(Data excerpts)
-------------------------

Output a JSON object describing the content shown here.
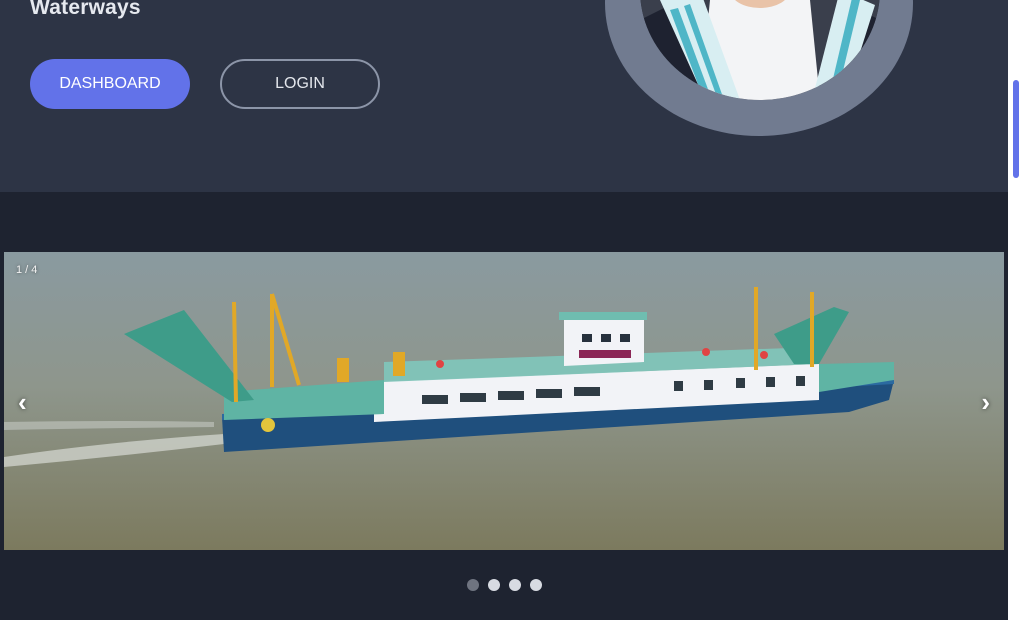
{
  "hero": {
    "title": "Waterways",
    "dashboard_label": "DASHBOARD",
    "login_label": "LOGIN"
  },
  "slider": {
    "counter": "1 / 4",
    "prev_glyph": "‹",
    "next_glyph": "›",
    "total_slides": 4,
    "active_slide": 1
  },
  "colors": {
    "accent": "#6272e9",
    "header_bg": "#2d3445",
    "page_bg": "#1e2330"
  }
}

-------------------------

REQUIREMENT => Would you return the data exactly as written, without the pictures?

RESPONSE AREA =>
Output a JSON object describing the content shown here.
{
  "hero": {
    "title": "Waterways",
    "dashboard_label": "DASHBOARD",
    "login_label": "LOGIN"
  },
  "slider": {
    "counter": "1 / 4",
    "prev_glyph": "‹",
    "next_glyph": "›",
    "total_slides": 4,
    "active_slide": 1
  },
  "colors": {
    "accent": "#6272e9",
    "header_bg": "#2d3445",
    "page_bg": "#1e2330"
  }
}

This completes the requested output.